• [Entries shown]:
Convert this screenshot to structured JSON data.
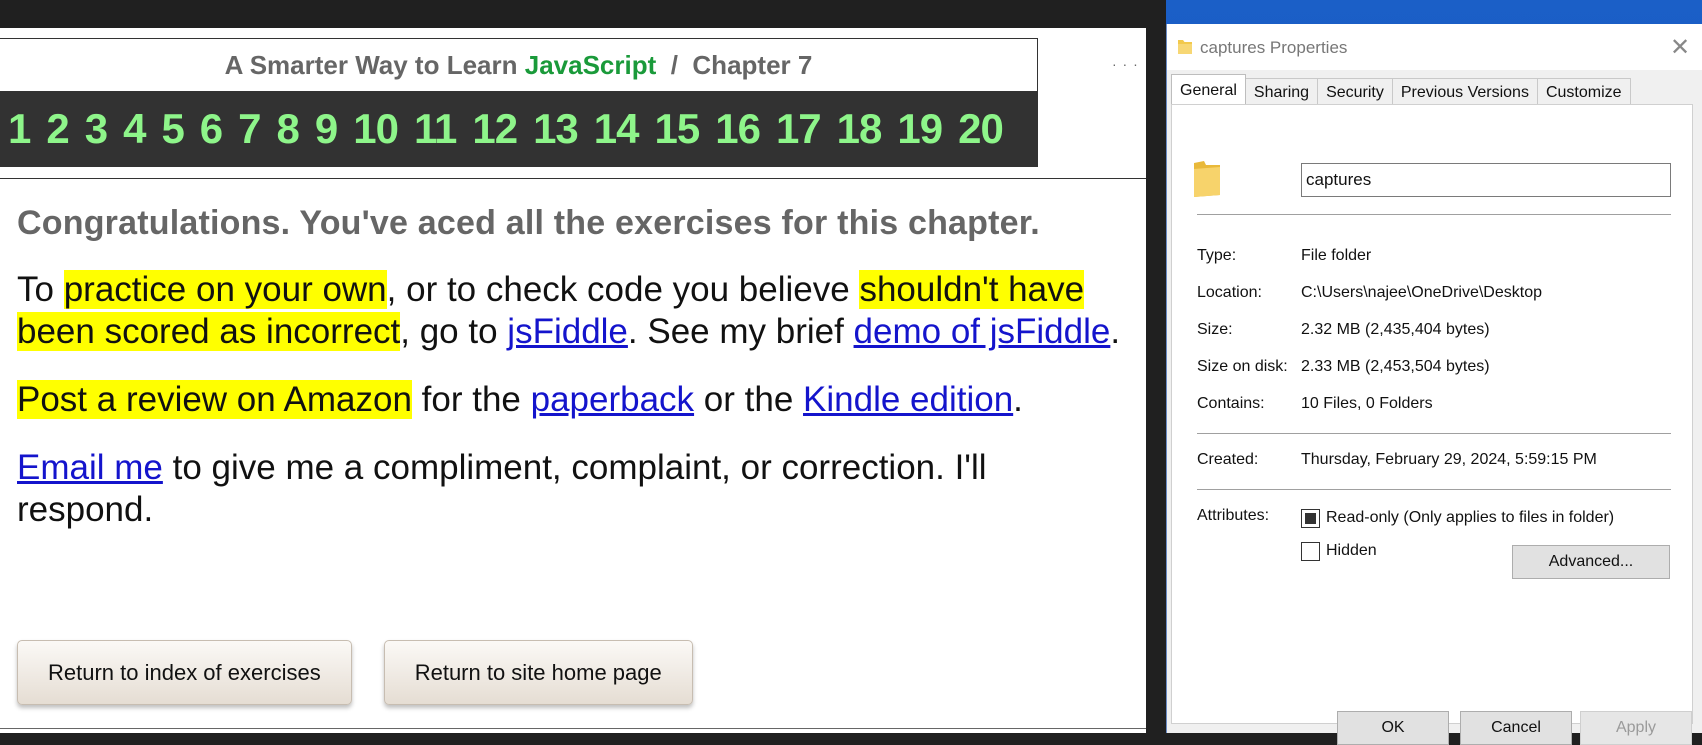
{
  "browser_page": {
    "book_title_prefix": "A Smarter Way to Learn",
    "book_title_js": "JavaScript",
    "book_title_sep": "/",
    "book_title_chapter": "Chapter 7",
    "chapter_links": [
      "1",
      "2",
      "3",
      "4",
      "5",
      "6",
      "7",
      "8",
      "9",
      "10",
      "11",
      "12",
      "13",
      "14",
      "15",
      "16",
      "17",
      "18",
      "19",
      "20"
    ],
    "dots": "· · ·",
    "congrats": "Congratulations. You've aced all the exercises for this chapter.",
    "para1": {
      "t1": "To ",
      "h1": "practice on your own",
      "t2": ", or to check code you believe ",
      "h2": "shouldn't have been scored as incorrect",
      "t3": ", go to ",
      "link1": "jsFiddle",
      "t4": ". See my brief ",
      "link2": "demo of jsFiddle",
      "t5": "."
    },
    "para2": {
      "h1": "Post a review on Amazon",
      "t1": " for the ",
      "link1": "paperback",
      "t2": " or the ",
      "link2": "Kindle edition",
      "t3": "."
    },
    "para3": {
      "link1": "Email me",
      "t1": " to give me a compliment, complaint, or correction. I'll respond."
    },
    "btn_index": "Return to index of exercises",
    "btn_home": "Return to site home page"
  },
  "dialog": {
    "title": "captures Properties",
    "close_glyph": "✕",
    "tabs": [
      "General",
      "Sharing",
      "Security",
      "Previous Versions",
      "Customize"
    ],
    "active_tab": "General",
    "folder_name": "captures",
    "type_label": "Type:",
    "type_value": "File folder",
    "location_label": "Location:",
    "location_value": "C:\\Users\\najee\\OneDrive\\Desktop",
    "size_label": "Size:",
    "size_value": "2.32 MB (2,435,404 bytes)",
    "size_on_disk_label": "Size on disk:",
    "size_on_disk_value": "2.33 MB (2,453,504 bytes)",
    "contains_label": "Contains:",
    "contains_value": "10 Files, 0 Folders",
    "created_label": "Created:",
    "created_value": "Thursday, February 29, 2024, 5:59:15 PM",
    "attributes_label": "Attributes:",
    "readonly_label": "Read-only (Only applies to files in folder)",
    "hidden_label": "Hidden",
    "advanced_btn": "Advanced...",
    "ok_btn": "OK",
    "cancel_btn": "Cancel",
    "apply_btn": "Apply"
  },
  "colors": {
    "highlight": "#ffff00",
    "link": "#1414cc",
    "chapter_nav_bg": "#323232",
    "chapter_num": "#8ef58a",
    "javascript_green": "#1a9a3a"
  }
}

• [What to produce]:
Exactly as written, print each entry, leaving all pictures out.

• [Answer to this exercise]:
Convert this screenshot to structured JSON data.
{
  "browser_page": {
    "book_title_prefix": "A Smarter Way to Learn",
    "book_title_js": "JavaScript",
    "book_title_sep": "/",
    "book_title_chapter": "Chapter 7",
    "chapter_links": [
      "1",
      "2",
      "3",
      "4",
      "5",
      "6",
      "7",
      "8",
      "9",
      "10",
      "11",
      "12",
      "13",
      "14",
      "15",
      "16",
      "17",
      "18",
      "19",
      "20"
    ],
    "dots": "· · ·",
    "congrats": "Congratulations. You've aced all the exercises for this chapter.",
    "para1": {
      "t1": "To ",
      "h1": "practice on your own",
      "t2": ", or to check code you believe ",
      "h2": "shouldn't have been scored as incorrect",
      "t3": ", go to ",
      "link1": "jsFiddle",
      "t4": ". See my brief ",
      "link2": "demo of jsFiddle",
      "t5": "."
    },
    "para2": {
      "h1": "Post a review on Amazon",
      "t1": " for the ",
      "link1": "paperback",
      "t2": " or the ",
      "link2": "Kindle edition",
      "t3": "."
    },
    "para3": {
      "link1": "Email me",
      "t1": " to give me a compliment, complaint, or correction. I'll respond."
    },
    "btn_index": "Return to index of exercises",
    "btn_home": "Return to site home page"
  },
  "dialog": {
    "title": "captures Properties",
    "close_glyph": "✕",
    "tabs": [
      "General",
      "Sharing",
      "Security",
      "Previous Versions",
      "Customize"
    ],
    "active_tab": "General",
    "folder_name": "captures",
    "type_label": "Type:",
    "type_value": "File folder",
    "location_label": "Location:",
    "location_value": "C:\\Users\\najee\\OneDrive\\Desktop",
    "size_label": "Size:",
    "size_value": "2.32 MB (2,435,404 bytes)",
    "size_on_disk_label": "Size on disk:",
    "size_on_disk_value": "2.33 MB (2,453,504 bytes)",
    "contains_label": "Contains:",
    "contains_value": "10 Files, 0 Folders",
    "created_label": "Created:",
    "created_value": "Thursday, February 29, 2024, 5:59:15 PM",
    "attributes_label": "Attributes:",
    "readonly_label": "Read-only (Only applies to files in folder)",
    "hidden_label": "Hidden",
    "advanced_btn": "Advanced...",
    "ok_btn": "OK",
    "cancel_btn": "Cancel",
    "apply_btn": "Apply"
  },
  "colors": {
    "highlight": "#ffff00",
    "link": "#1414cc",
    "chapter_nav_bg": "#323232",
    "chapter_num": "#8ef58a",
    "javascript_green": "#1a9a3a"
  }
}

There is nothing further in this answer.